Throughout my time at university I have been exploring my history and its subsequent effect on my identity. This began with the project `One Life´ a work in progress, involving the exploration of paraphernalia and memorabilia from my past. This lead to `Silent´ a film and sculptural work focusing on a particular time in my early adult life.
These works have carved the path leading to my final piece for the degree show:
`Self Portrait - reflection´, which again considers my past, but is also a response to artists who has had a lasting effect on me and my work, Francis Bacon and Mark Rothko.
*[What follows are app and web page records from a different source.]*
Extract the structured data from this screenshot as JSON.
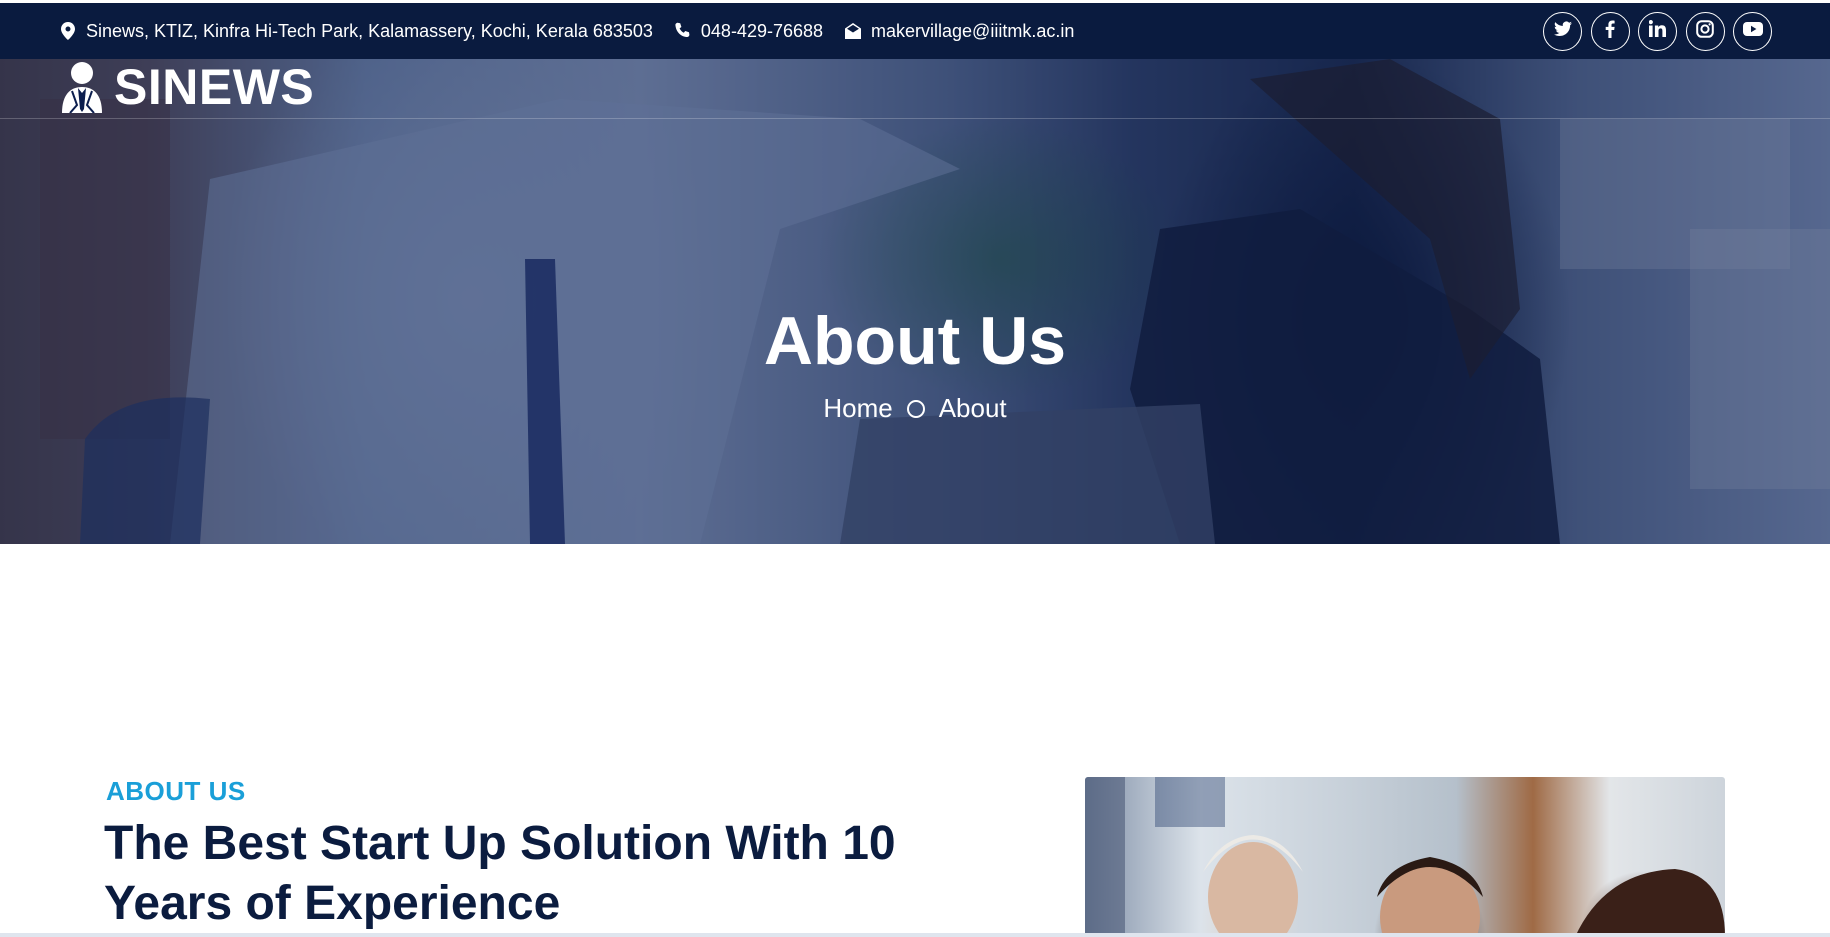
{
  "topbar": {
    "address": "Sinews, KTIZ, Kinfra Hi-Tech Park, Kalamassery, Kochi, Kerala 683503",
    "phone": "048-429-76688",
    "email": "makervillage@iiitmk.ac.in",
    "socials": [
      "twitter-icon",
      "facebook-icon",
      "linkedin-icon",
      "instagram-icon",
      "youtube-icon"
    ],
    "background_color": "#0a1b3f"
  },
  "logo": {
    "text": "SINEWS"
  },
  "hero": {
    "title": "About Us",
    "breadcrumb": {
      "home": "Home",
      "current": "About"
    }
  },
  "about": {
    "tag": "ABOUT US",
    "heading": "The Best Start Up Solution With 10 Years of Experience",
    "tag_color": "#1a9fd8",
    "heading_color": "#0b1c3f"
  }
}
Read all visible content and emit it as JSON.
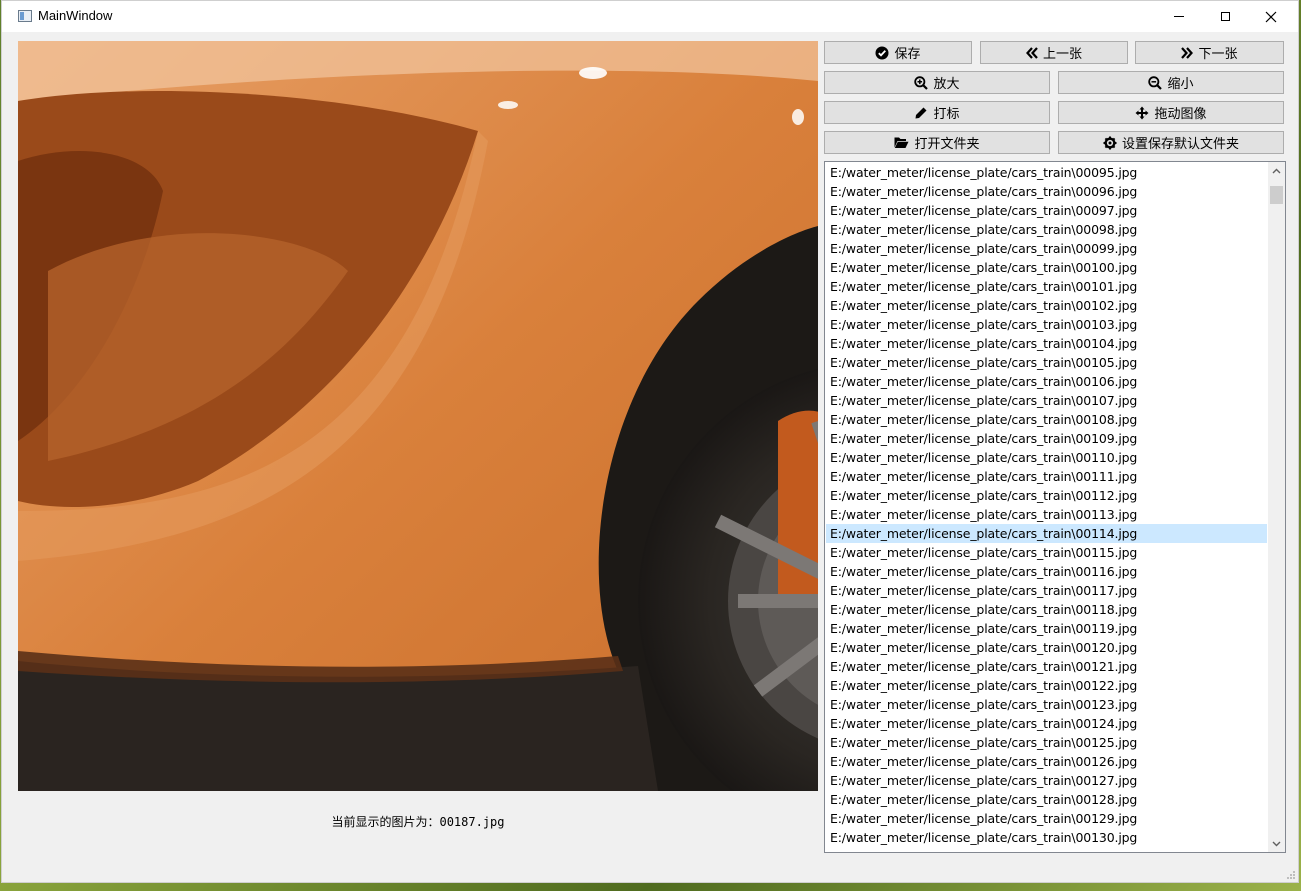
{
  "window": {
    "title": "MainWindow"
  },
  "toolbar": {
    "save": "保存",
    "prev": "上一张",
    "next": "下一张",
    "zoom_in": "放大",
    "zoom_out": "缩小",
    "annotate": "打标",
    "drag": "拖动图像",
    "open_folder": "打开文件夹",
    "set_default_folder": "设置保存默认文件夹"
  },
  "status": {
    "current_image_text": "当前显示的图片为：00187.jpg"
  },
  "file_list": {
    "selected_index": 19,
    "items": [
      "E:/water_meter/license_plate/cars_train\\00095.jpg",
      "E:/water_meter/license_plate/cars_train\\00096.jpg",
      "E:/water_meter/license_plate/cars_train\\00097.jpg",
      "E:/water_meter/license_plate/cars_train\\00098.jpg",
      "E:/water_meter/license_plate/cars_train\\00099.jpg",
      "E:/water_meter/license_plate/cars_train\\00100.jpg",
      "E:/water_meter/license_plate/cars_train\\00101.jpg",
      "E:/water_meter/license_plate/cars_train\\00102.jpg",
      "E:/water_meter/license_plate/cars_train\\00103.jpg",
      "E:/water_meter/license_plate/cars_train\\00104.jpg",
      "E:/water_meter/license_plate/cars_train\\00105.jpg",
      "E:/water_meter/license_plate/cars_train\\00106.jpg",
      "E:/water_meter/license_plate/cars_train\\00107.jpg",
      "E:/water_meter/license_plate/cars_train\\00108.jpg",
      "E:/water_meter/license_plate/cars_train\\00109.jpg",
      "E:/water_meter/license_plate/cars_train\\00110.jpg",
      "E:/water_meter/license_plate/cars_train\\00111.jpg",
      "E:/water_meter/license_plate/cars_train\\00112.jpg",
      "E:/water_meter/license_plate/cars_train\\00113.jpg",
      "E:/water_meter/license_plate/cars_train\\00114.jpg",
      "E:/water_meter/license_plate/cars_train\\00115.jpg",
      "E:/water_meter/license_plate/cars_train\\00116.jpg",
      "E:/water_meter/license_plate/cars_train\\00117.jpg",
      "E:/water_meter/license_plate/cars_train\\00118.jpg",
      "E:/water_meter/license_plate/cars_train\\00119.jpg",
      "E:/water_meter/license_plate/cars_train\\00120.jpg",
      "E:/water_meter/license_plate/cars_train\\00121.jpg",
      "E:/water_meter/license_plate/cars_train\\00122.jpg",
      "E:/water_meter/license_plate/cars_train\\00123.jpg",
      "E:/water_meter/license_plate/cars_train\\00124.jpg",
      "E:/water_meter/license_plate/cars_train\\00125.jpg",
      "E:/water_meter/license_plate/cars_train\\00126.jpg",
      "E:/water_meter/license_plate/cars_train\\00127.jpg",
      "E:/water_meter/license_plate/cars_train\\00128.jpg",
      "E:/water_meter/license_plate/cars_train\\00129.jpg",
      "E:/water_meter/license_plate/cars_train\\00130.jpg"
    ]
  },
  "icons": {
    "save": "check-circle-icon",
    "prev": "double-chevron-left-icon",
    "next": "double-chevron-right-icon",
    "zoom_in": "zoom-in-icon",
    "zoom_out": "zoom-out-icon",
    "annotate": "pen-icon",
    "drag": "move-arrows-icon",
    "open_folder": "folder-open-icon",
    "set_default_folder": "gear-icon"
  },
  "colors": {
    "selection": "#cce8ff",
    "car_body": "#d9803b"
  }
}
The objective for this final module was to push through boundaries and experiment further with video and projection, to explore untried areas with a view to discovering fresh ideas and stimuli, hence leading toward further development of my practice and culminating in an exhibition at the end of the third term.
The initial idea was to continue on the path of self investigation and explore further the autobiographical work I had developed in the second stage. I aimed to give a performance that was reflective of my life.
The use of Francis Bacon’s work as a reference developed through my research. Although the performances are a direct reflection of (and response to) my life, I performed them as a reaction to the works of Bacon, and at this stage the decision was made to present the work as a tryptic. The first performance being reflective of the screaming mouth, (Pope Innocent X), the second based on the wrestling figures on the bed, and the final performance is a reference to George Dyer.
Working alone with a video camera I experimented with my identity trying different guises using props such as masks and clothing. These recordings were too literal, the work need more depth. I then came upon the idea of using a blank canvas and made a frame with pliable fabric attached on which I made a physical impression of myself. This I then filmed.
As this piece is self portraiture and involved filming myself performing, using a high definition video camera and working in a more controlled environment, for the first time I needed to involve others in the process, using a camera assistant and a director.
For my research I explored further many film and video installation artists, such as; Sam Taylor Wood, Derek Jarman, Paul McCarthy and Jane and Louise Wilson. Though the main points of my research were to investigate further the two artists that have had the greatest impact on me, Francis Bacon and Mark Rothko.
Through this investigation the idea developed that my final piece would be in response to these two artists.
This final module has been of great value. Risks were taken which have pushed me into unfamiliar territories; to the extent that I was often looking at the possibility of failure. I have completed a satisfying installation which would not exist were these chances not taken.